**WORK REQUIRED**. Every line of the entries below that carries the string "source" should be copied.

[Records from a collection]
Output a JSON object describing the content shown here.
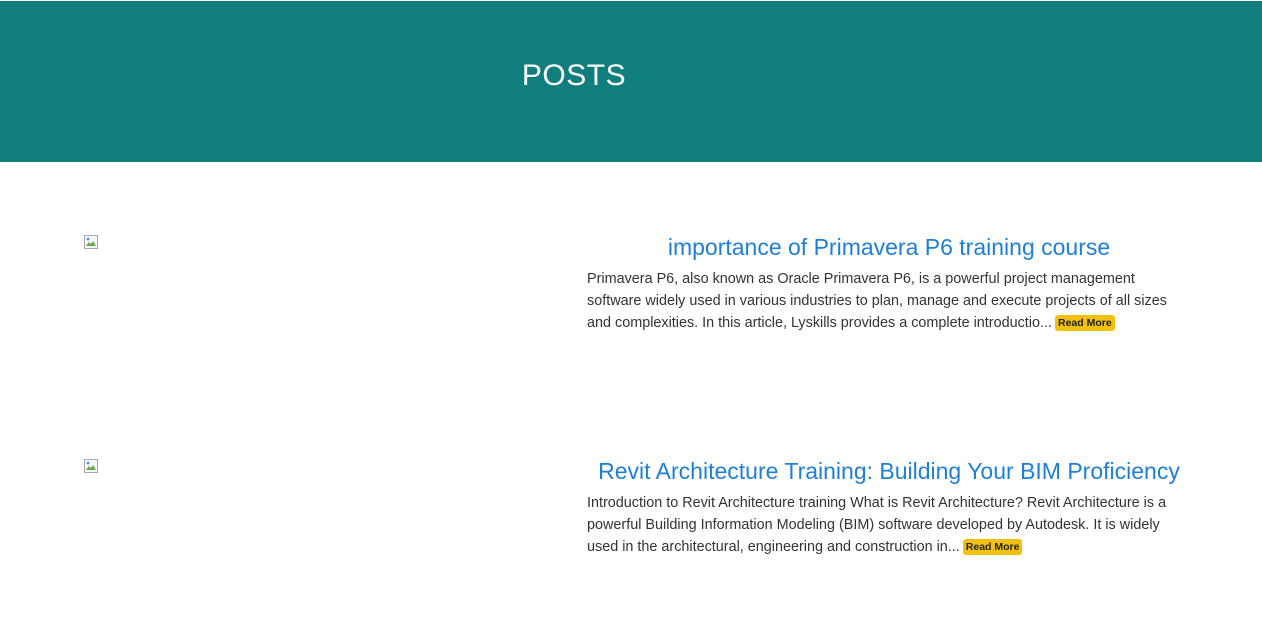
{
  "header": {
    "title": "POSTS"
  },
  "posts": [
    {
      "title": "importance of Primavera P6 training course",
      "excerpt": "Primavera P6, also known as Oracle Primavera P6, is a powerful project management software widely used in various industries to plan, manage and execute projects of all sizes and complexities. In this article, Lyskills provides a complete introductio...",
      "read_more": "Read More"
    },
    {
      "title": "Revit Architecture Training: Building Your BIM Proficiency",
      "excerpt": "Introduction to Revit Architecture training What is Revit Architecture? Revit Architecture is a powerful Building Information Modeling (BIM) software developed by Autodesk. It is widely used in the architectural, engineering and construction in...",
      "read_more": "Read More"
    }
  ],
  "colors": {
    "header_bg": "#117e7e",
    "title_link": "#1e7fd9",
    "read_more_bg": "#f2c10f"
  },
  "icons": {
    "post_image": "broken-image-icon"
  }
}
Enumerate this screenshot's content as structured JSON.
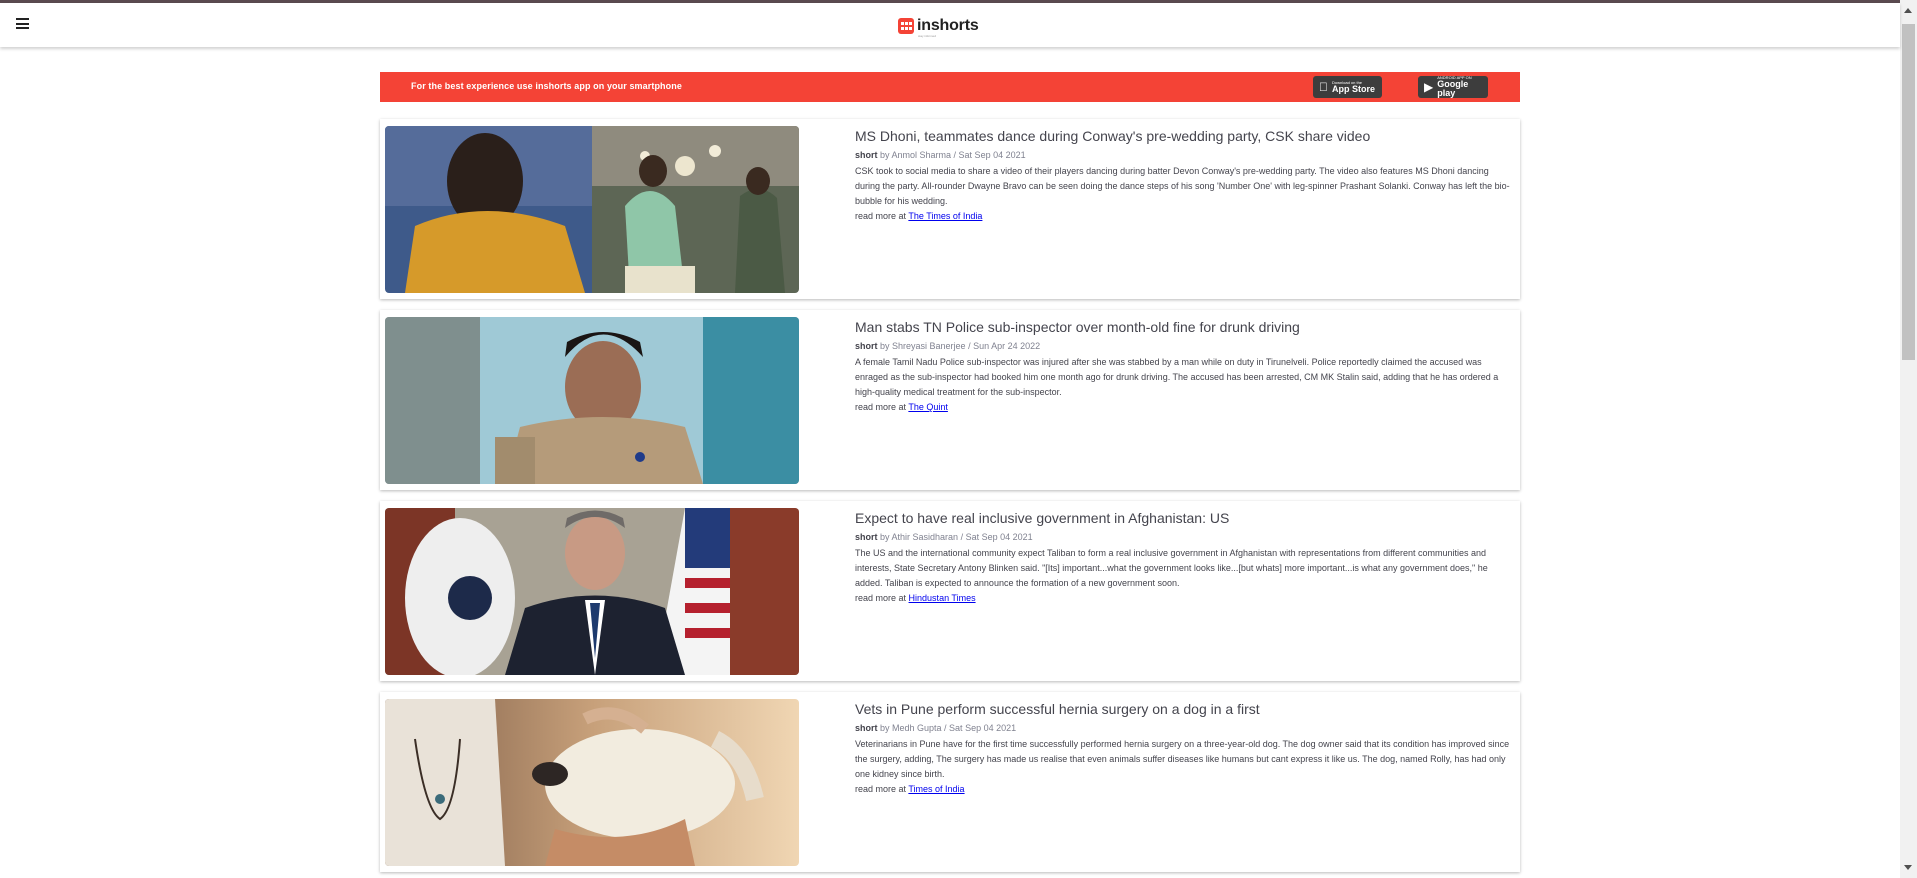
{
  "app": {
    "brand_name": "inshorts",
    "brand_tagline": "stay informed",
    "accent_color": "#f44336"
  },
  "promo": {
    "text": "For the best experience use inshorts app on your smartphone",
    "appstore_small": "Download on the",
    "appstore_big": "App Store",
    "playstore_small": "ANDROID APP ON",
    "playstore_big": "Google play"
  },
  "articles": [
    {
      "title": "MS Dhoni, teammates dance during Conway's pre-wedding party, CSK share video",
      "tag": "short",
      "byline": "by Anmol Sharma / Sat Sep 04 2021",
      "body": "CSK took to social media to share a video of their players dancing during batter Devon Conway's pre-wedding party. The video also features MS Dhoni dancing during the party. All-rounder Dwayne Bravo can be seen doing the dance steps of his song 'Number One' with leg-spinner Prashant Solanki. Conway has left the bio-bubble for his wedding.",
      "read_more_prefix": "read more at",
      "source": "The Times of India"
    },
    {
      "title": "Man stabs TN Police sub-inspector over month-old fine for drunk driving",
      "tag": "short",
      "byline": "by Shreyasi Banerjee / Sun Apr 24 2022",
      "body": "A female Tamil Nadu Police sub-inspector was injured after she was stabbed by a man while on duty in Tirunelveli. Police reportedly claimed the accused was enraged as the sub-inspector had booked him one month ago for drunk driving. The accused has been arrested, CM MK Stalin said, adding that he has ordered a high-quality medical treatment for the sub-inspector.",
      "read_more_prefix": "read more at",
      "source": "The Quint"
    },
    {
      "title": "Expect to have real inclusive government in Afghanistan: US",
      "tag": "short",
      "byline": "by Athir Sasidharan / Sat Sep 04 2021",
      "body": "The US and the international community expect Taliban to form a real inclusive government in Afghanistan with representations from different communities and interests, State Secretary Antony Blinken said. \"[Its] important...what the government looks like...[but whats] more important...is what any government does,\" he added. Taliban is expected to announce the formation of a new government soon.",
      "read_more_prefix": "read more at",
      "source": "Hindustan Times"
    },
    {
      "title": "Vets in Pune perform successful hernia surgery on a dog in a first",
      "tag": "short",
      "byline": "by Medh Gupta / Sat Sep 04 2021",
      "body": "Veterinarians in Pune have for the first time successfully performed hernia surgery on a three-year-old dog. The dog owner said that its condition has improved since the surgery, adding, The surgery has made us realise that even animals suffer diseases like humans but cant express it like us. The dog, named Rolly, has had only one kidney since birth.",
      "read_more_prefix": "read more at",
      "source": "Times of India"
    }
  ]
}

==

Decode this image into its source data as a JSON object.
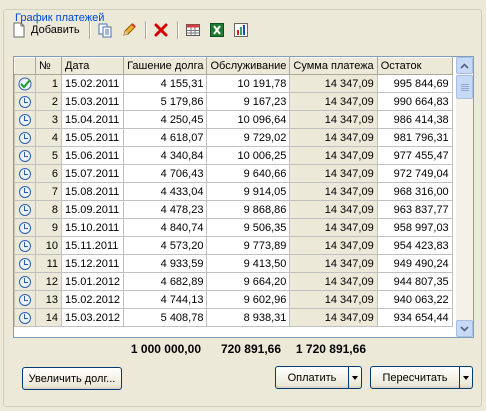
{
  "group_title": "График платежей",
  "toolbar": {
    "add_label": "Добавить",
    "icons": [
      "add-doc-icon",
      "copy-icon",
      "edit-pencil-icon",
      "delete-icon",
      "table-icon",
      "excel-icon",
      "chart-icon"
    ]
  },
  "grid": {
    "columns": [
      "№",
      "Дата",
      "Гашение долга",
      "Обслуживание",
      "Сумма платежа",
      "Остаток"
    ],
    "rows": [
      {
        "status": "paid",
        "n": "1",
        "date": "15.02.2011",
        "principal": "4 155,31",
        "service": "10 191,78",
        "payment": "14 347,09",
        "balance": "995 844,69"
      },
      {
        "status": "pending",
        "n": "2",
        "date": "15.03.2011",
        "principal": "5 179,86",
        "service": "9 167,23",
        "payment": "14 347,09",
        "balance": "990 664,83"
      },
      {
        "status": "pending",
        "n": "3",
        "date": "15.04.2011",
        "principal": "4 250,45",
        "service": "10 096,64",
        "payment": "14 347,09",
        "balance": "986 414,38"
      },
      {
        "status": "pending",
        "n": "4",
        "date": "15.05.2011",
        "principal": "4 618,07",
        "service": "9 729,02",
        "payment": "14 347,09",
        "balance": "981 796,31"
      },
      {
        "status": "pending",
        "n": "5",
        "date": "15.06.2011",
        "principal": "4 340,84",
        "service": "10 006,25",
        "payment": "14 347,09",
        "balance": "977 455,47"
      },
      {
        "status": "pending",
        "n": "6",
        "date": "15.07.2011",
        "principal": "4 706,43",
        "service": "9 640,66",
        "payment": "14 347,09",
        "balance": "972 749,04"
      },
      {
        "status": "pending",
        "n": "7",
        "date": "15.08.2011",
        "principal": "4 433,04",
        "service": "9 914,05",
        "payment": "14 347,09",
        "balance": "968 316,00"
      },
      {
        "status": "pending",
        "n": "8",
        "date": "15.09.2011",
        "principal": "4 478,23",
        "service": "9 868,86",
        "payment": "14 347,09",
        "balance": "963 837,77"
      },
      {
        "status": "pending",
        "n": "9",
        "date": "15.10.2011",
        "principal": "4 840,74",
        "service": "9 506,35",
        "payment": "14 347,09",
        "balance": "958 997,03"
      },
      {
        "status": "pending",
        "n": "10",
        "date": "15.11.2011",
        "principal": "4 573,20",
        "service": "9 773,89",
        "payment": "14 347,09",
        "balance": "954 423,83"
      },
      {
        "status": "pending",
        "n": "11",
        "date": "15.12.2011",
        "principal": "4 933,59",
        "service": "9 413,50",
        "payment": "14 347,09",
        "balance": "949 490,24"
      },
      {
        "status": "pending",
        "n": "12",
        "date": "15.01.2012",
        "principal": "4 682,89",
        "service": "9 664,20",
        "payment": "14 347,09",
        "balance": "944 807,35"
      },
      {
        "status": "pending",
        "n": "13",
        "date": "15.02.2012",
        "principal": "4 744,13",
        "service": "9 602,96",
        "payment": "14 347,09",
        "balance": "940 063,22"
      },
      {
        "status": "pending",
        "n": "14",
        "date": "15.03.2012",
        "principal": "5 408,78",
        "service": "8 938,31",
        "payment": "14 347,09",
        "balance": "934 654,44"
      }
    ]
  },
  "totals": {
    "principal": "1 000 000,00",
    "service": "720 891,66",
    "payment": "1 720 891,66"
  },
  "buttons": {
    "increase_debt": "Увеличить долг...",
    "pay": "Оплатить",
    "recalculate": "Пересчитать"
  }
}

**RESULT OF THIS TASK**.
      "source": "The Times of India"
      "source": "The Quint"
      "source": "Hindustan Times"
      "source": "Times of India"
Decode this image into its source data as a JSON object.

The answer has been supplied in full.